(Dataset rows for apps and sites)

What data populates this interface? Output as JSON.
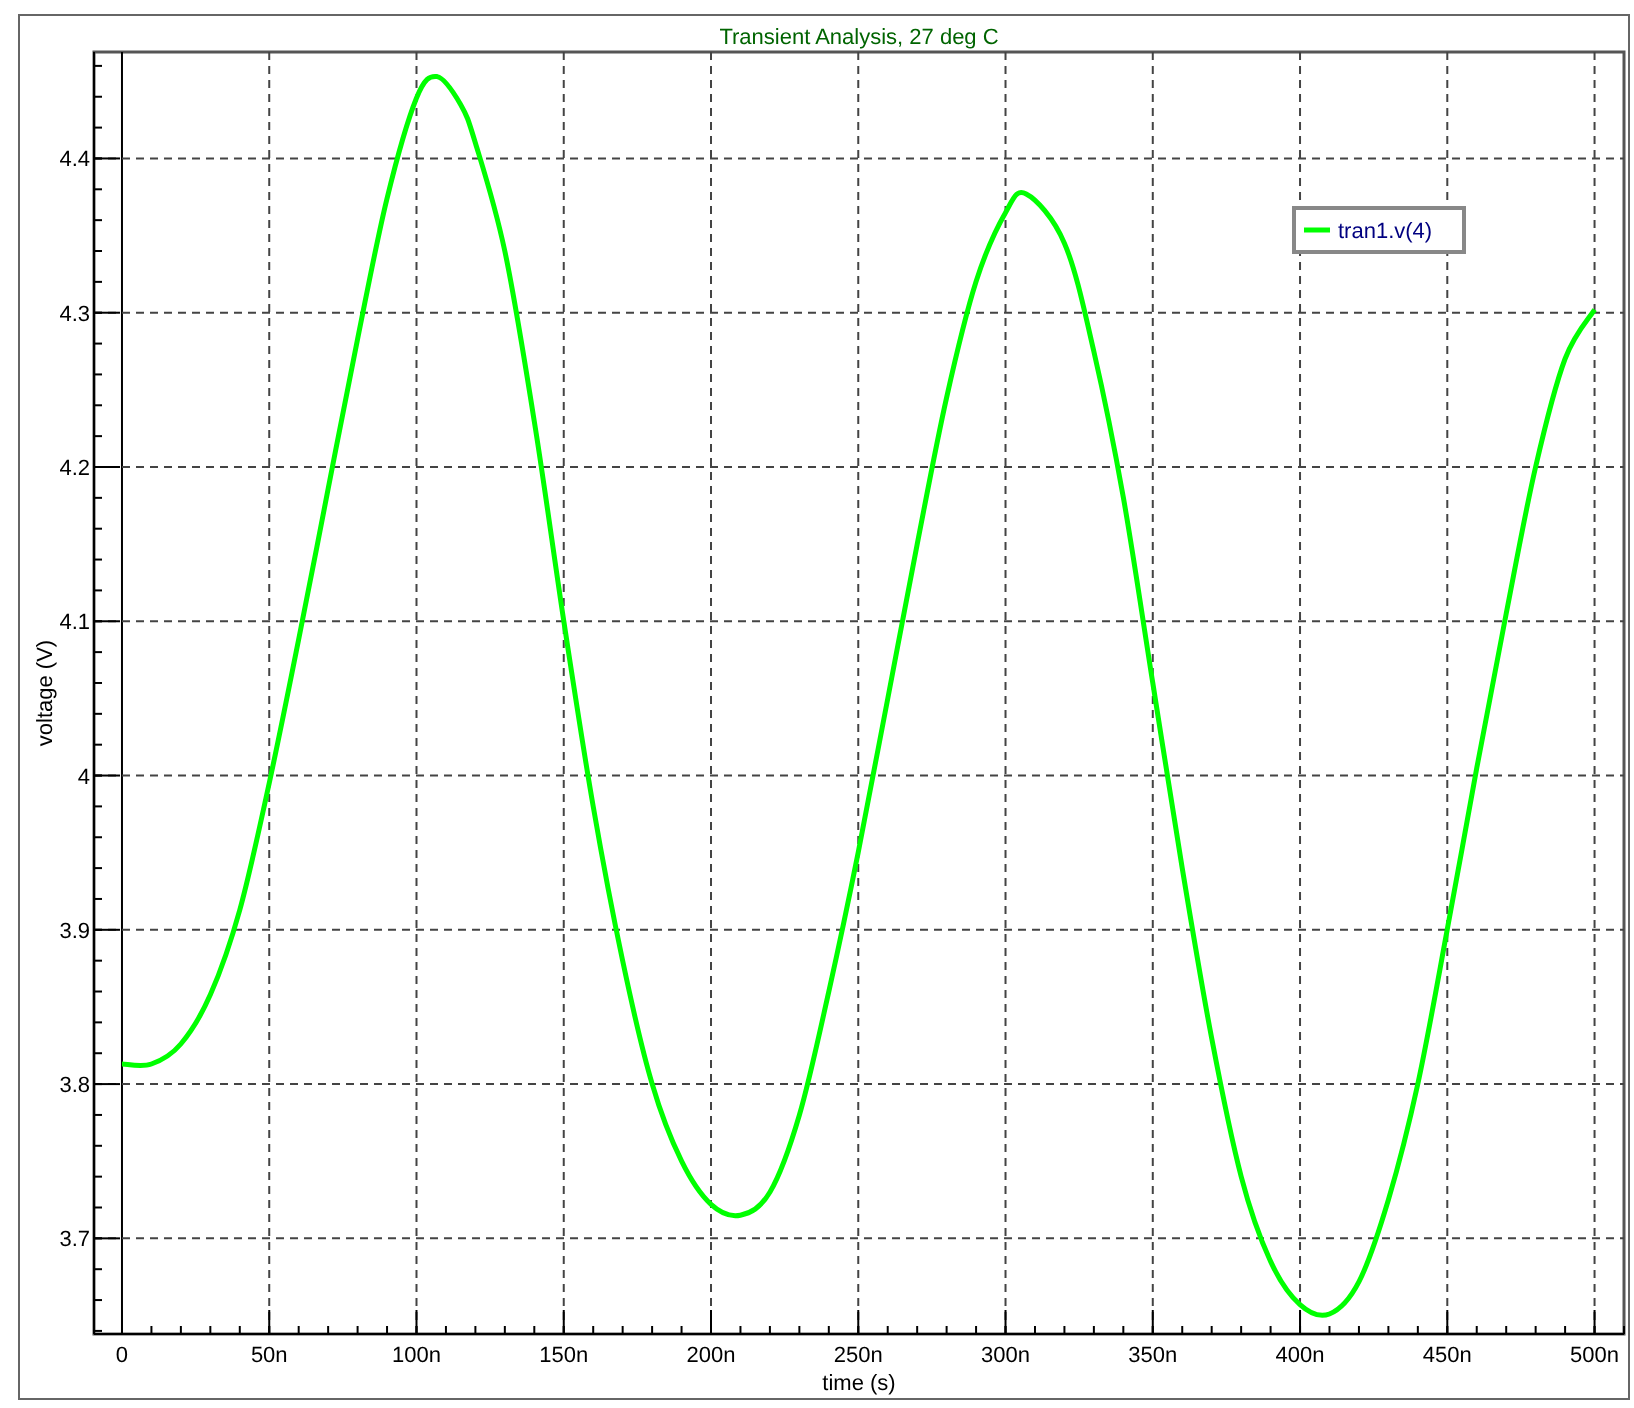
{
  "chart_data": {
    "type": "line",
    "title": "Transient Analysis, 27 deg C",
    "xlabel": "time (s)",
    "ylabel": "voltage (V)",
    "x": [
      0,
      10,
      20,
      30,
      40,
      50,
      60,
      70,
      80,
      90,
      100,
      107,
      115,
      120,
      130,
      140,
      150,
      160,
      170,
      180,
      190,
      200,
      210,
      220,
      230,
      240,
      250,
      260,
      270,
      280,
      290,
      300,
      307,
      320,
      330,
      340,
      350,
      360,
      370,
      380,
      390,
      400,
      410,
      420,
      430,
      440,
      450,
      460,
      470,
      480,
      490,
      500
    ],
    "series": [
      {
        "name": "tran1.v(4)",
        "color": "#00ff00",
        "values": [
          3.813,
          3.813,
          3.826,
          3.858,
          3.913,
          3.995,
          4.088,
          4.186,
          4.283,
          4.374,
          4.439,
          4.453,
          4.435,
          4.41,
          4.34,
          4.23,
          4.1,
          3.98,
          3.88,
          3.8,
          3.75,
          3.722,
          3.715,
          3.73,
          3.78,
          3.86,
          3.95,
          4.05,
          4.15,
          4.245,
          4.32,
          4.365,
          4.377,
          4.345,
          4.275,
          4.18,
          4.06,
          3.94,
          3.83,
          3.74,
          3.685,
          3.657,
          3.651,
          3.672,
          3.725,
          3.8,
          3.9,
          4.005,
          4.105,
          4.2,
          4.27,
          4.302
        ]
      }
    ],
    "xlim": [
      -9.5,
      510
    ],
    "ylim": [
      3.638,
      4.469
    ],
    "xticks": [
      {
        "value": 0,
        "label": "0"
      },
      {
        "value": 50,
        "label": "50n"
      },
      {
        "value": 100,
        "label": "100n"
      },
      {
        "value": 150,
        "label": "150n"
      },
      {
        "value": 200,
        "label": "200n"
      },
      {
        "value": 250,
        "label": "250n"
      },
      {
        "value": 300,
        "label": "300n"
      },
      {
        "value": 350,
        "label": "350n"
      },
      {
        "value": 400,
        "label": "400n"
      },
      {
        "value": 450,
        "label": "450n"
      },
      {
        "value": 500,
        "label": "500n"
      }
    ],
    "yticks": [
      3.7,
      3.8,
      3.9,
      4,
      4.1,
      4.2,
      4.3,
      4.4
    ],
    "grid": true
  }
}
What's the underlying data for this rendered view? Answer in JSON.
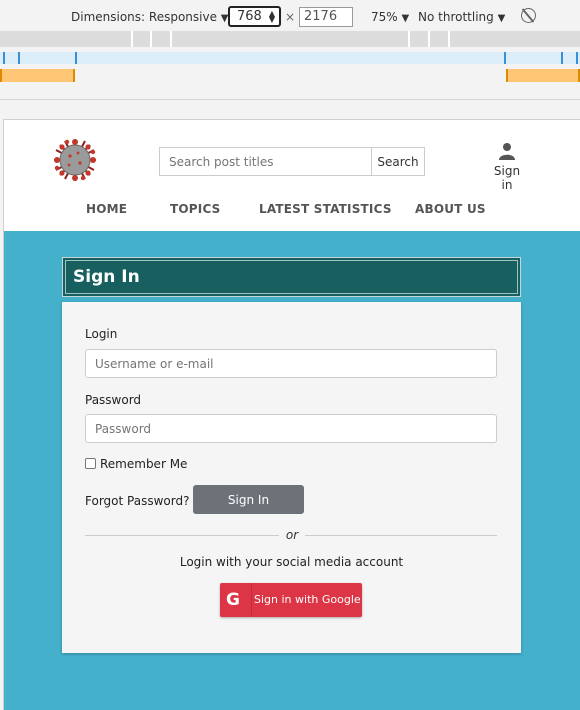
{
  "devtools": {
    "dimensions_label": "Dimensions: Responsive",
    "width_value": "768",
    "times": "×",
    "height_value": "2176",
    "zoom": "75%",
    "throttling": "No throttling",
    "dropdown_glyph": "▼",
    "spin_up": "▲",
    "spin_down": "▼"
  },
  "header": {
    "search_placeholder": "Search post titles",
    "search_button": "Search",
    "signin_label": "Sign in"
  },
  "nav": {
    "items": [
      "HOME",
      "TOPICS",
      "LATEST STATISTICS",
      "ABOUT US"
    ]
  },
  "login": {
    "title": "Sign In",
    "login_label": "Login",
    "login_placeholder": "Username or e-mail",
    "password_label": "Password",
    "password_placeholder": "Password",
    "remember_label": "Remember Me",
    "forgot_label": "Forgot Password?",
    "signin_button": "Sign In",
    "or_text": "or",
    "social_label": "Login with your social media account",
    "google_button": "Sign in with Google",
    "google_icon_letter": "G"
  },
  "colors": {
    "main_bg": "#44b0cc",
    "title_bg": "#18605f",
    "signin_button": "#6c7278",
    "google_button": "#dc3545"
  },
  "icons": [
    "rotate-icon",
    "user-icon",
    "virus-logo-icon",
    "google-icon"
  ]
}
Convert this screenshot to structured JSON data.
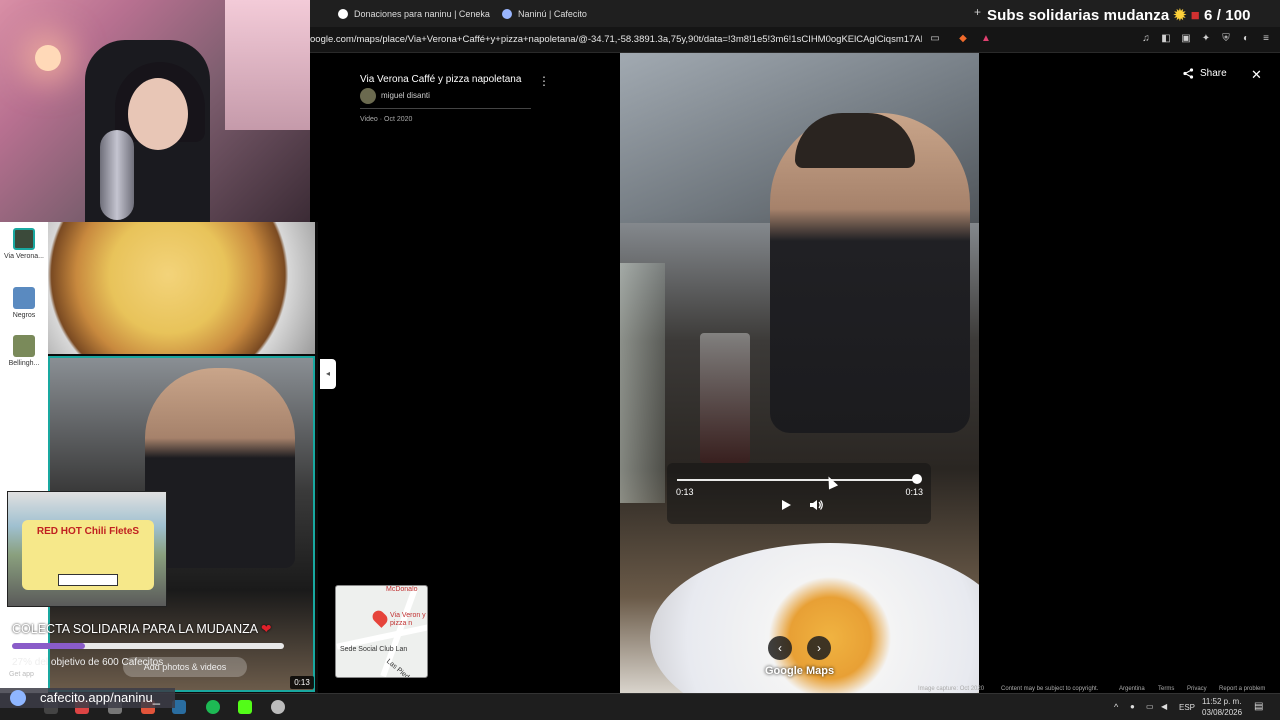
{
  "browser": {
    "tabs": [
      {
        "label": "Donaciones para naninu | Ceneka"
      },
      {
        "label": "Naninú | Cafecito"
      }
    ],
    "new_tab": "+",
    "url": "oogle.com/maps/place/Via+Verona+Caffé+y+pizza+napoletana/@-34.71,-58.3891.3a,75y,90t/data=!3m8!1e5!3m6!1sCIHM0ogKElCAglCiqsm17AE..."
  },
  "overlay": {
    "title": "Subs solidarias mudanza",
    "counter": "6 / 100",
    "donation_title": "COLECTA SOLIDARIA PARA LA MUDANZA",
    "donation_subtitle": "27% del objetivo de 600 Cafecitos",
    "donation_percent": 27,
    "cafecito_url": "cafecito.app/naninu_",
    "truck_sign": "RED HOT Chili FleteS"
  },
  "maps": {
    "place_title": "Via Verona Caffé y pizza napoletana",
    "author": "miguel disanti",
    "video_date": "Video · Oct 2020",
    "rail": [
      {
        "label": "Via Verona..."
      },
      {
        "label": "Negros"
      },
      {
        "label": "Bellingh..."
      }
    ],
    "thumb_duration": "0:13",
    "add_photos": "Add photos & videos",
    "get_app": "Get app",
    "minimap": {
      "label_top": "McDonalo",
      "label_place": "Via Veron y pizza n",
      "label_club": "Sede Social Club Lan",
      "label_street": "Las Pied"
    },
    "share": "Share",
    "logo": "Google Maps",
    "attribution": {
      "capture": "Image capture: Oct 2020",
      "terms_notice": "Content may be subject to copyright.",
      "country": "Argentina",
      "terms": "Terms",
      "privacy": "Privacy",
      "report": "Report a problem"
    }
  },
  "video": {
    "current_time": "0:13",
    "duration": "0:13",
    "progress": 1.0
  },
  "taskbar": {
    "lang": "ESP",
    "time": "11:52 p. m.",
    "date": "03/08/2026"
  }
}
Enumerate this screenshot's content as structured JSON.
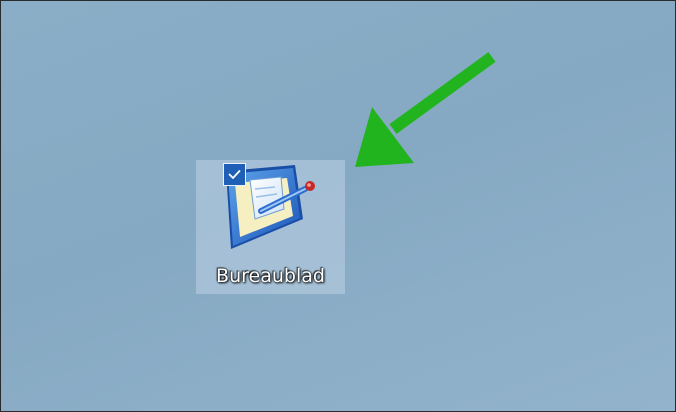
{
  "desktop": {
    "background_color": "#88acc6",
    "icons": [
      {
        "label": "Bureaublad",
        "icon": "desktop-folder-icon",
        "selected": true
      }
    ]
  },
  "annotation": {
    "arrow_color": "#22b41e",
    "arrow_icon": "green-arrow-icon"
  }
}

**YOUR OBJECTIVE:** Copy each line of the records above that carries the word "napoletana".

**SOLUTION FOR THIS EXERCISE:**
    "url": "oogle.com/maps/place/Via+Verona+Caffé+y+pizza+napoletana/@-34.71,-58.3891.3a,75y,90t/data=!3m8!1e5!3m6!1sCIHM0ogKElCAglCiqsm17AE..."
    "place_title": "Via Verona Caffé y pizza napoletana",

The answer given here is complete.